_Exercise_
If a line in the entries below includes "Modeling", show that line.

(Website and app data records)
------

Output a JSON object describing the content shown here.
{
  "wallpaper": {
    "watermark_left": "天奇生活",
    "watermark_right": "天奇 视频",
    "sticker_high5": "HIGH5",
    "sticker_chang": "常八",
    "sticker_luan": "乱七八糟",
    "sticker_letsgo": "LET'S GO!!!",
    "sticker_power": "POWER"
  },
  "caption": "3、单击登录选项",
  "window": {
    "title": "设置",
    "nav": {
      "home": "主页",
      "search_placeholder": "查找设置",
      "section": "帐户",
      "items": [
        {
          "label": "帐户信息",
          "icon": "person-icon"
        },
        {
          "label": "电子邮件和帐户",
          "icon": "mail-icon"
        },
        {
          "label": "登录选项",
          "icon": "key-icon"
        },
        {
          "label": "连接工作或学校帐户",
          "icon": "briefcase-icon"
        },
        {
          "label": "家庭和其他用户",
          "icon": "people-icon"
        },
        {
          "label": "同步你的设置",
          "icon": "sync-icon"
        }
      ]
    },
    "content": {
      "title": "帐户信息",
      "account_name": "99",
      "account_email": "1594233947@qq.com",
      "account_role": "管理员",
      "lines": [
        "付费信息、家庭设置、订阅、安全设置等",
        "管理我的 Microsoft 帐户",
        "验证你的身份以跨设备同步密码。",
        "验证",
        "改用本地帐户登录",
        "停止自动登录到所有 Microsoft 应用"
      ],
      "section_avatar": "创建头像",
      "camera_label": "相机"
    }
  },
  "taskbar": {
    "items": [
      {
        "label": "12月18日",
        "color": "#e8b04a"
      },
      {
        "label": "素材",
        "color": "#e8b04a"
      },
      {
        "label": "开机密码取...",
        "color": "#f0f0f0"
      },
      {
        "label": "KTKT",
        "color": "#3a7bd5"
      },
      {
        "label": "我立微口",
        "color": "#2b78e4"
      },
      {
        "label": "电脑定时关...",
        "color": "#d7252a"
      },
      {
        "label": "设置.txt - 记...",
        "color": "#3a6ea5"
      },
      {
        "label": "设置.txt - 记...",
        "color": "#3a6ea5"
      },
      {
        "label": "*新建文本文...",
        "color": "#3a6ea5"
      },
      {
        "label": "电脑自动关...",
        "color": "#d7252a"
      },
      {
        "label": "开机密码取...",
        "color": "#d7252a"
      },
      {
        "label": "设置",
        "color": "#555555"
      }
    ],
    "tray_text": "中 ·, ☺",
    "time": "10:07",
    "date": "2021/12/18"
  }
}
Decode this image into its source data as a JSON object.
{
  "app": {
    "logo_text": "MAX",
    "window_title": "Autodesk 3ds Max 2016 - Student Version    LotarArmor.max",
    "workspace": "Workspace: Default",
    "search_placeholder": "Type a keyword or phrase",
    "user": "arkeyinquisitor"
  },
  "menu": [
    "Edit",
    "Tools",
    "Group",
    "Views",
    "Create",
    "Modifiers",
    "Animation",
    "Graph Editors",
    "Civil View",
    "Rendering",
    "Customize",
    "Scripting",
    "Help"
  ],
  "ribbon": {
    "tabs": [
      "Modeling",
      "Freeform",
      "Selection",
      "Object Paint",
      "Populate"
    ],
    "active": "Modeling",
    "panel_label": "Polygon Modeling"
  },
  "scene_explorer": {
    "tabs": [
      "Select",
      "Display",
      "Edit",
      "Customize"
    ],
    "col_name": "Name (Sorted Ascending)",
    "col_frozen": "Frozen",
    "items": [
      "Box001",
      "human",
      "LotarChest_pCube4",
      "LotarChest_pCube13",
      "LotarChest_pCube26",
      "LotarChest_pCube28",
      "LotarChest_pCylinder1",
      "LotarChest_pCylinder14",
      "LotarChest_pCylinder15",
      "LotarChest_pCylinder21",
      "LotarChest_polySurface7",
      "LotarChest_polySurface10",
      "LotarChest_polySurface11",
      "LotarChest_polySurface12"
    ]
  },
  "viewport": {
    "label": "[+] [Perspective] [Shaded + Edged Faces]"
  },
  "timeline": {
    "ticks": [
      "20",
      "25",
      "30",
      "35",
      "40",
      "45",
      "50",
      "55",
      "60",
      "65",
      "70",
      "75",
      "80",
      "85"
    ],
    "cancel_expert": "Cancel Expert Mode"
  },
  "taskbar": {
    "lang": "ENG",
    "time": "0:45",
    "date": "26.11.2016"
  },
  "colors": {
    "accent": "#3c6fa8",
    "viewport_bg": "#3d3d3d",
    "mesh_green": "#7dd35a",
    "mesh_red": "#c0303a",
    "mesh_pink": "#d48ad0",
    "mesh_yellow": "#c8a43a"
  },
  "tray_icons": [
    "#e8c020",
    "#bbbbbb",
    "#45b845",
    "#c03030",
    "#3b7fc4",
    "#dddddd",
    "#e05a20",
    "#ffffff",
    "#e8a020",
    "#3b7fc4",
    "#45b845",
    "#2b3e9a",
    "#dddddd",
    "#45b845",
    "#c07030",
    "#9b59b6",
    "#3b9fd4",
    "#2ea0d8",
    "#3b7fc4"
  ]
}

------

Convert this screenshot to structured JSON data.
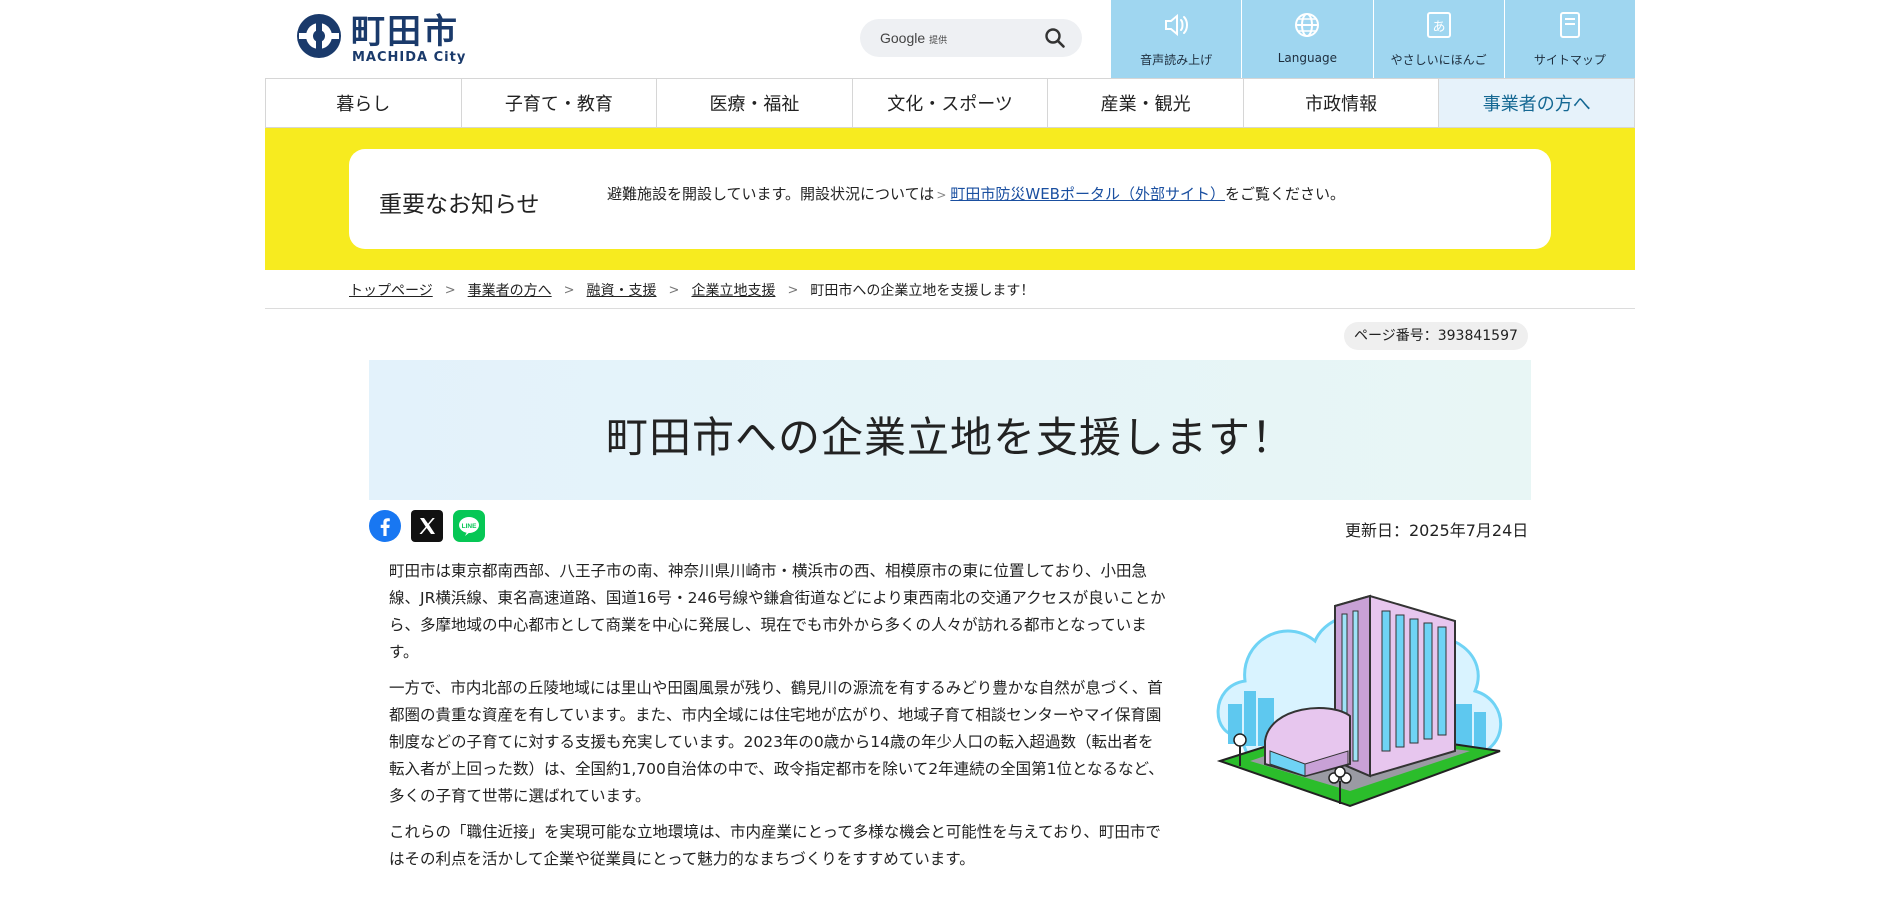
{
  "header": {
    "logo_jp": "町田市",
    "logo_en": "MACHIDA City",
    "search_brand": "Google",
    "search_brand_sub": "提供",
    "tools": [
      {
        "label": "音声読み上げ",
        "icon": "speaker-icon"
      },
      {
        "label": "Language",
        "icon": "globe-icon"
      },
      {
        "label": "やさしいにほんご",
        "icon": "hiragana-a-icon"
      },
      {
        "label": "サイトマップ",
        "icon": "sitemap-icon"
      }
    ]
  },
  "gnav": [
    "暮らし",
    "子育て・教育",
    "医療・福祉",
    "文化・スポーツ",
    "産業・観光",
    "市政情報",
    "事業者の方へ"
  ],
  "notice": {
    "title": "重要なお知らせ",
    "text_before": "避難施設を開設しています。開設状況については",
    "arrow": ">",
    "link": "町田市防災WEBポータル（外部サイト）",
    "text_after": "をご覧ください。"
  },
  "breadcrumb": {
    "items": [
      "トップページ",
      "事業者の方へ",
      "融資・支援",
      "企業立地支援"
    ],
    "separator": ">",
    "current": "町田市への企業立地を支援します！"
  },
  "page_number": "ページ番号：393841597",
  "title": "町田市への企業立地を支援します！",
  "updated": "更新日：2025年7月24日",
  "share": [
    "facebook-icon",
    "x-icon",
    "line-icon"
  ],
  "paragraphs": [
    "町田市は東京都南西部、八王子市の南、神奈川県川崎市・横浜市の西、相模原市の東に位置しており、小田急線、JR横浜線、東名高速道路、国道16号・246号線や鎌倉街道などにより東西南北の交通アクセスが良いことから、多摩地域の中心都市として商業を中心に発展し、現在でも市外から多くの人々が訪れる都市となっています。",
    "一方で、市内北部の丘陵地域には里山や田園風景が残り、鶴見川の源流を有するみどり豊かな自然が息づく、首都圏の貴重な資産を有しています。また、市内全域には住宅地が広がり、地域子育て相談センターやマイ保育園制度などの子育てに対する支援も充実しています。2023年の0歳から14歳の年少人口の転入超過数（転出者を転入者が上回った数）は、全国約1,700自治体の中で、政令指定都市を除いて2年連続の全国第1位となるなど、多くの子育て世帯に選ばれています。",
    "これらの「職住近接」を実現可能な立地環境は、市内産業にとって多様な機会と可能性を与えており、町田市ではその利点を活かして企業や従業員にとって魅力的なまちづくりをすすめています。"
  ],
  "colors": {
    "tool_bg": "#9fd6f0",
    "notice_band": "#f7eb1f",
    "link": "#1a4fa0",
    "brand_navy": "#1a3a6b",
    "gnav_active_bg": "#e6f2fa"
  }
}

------

_Output of the task_
      "Modeling",
    "active": "Modeling",
    "panel_label": "Polygon Modeling"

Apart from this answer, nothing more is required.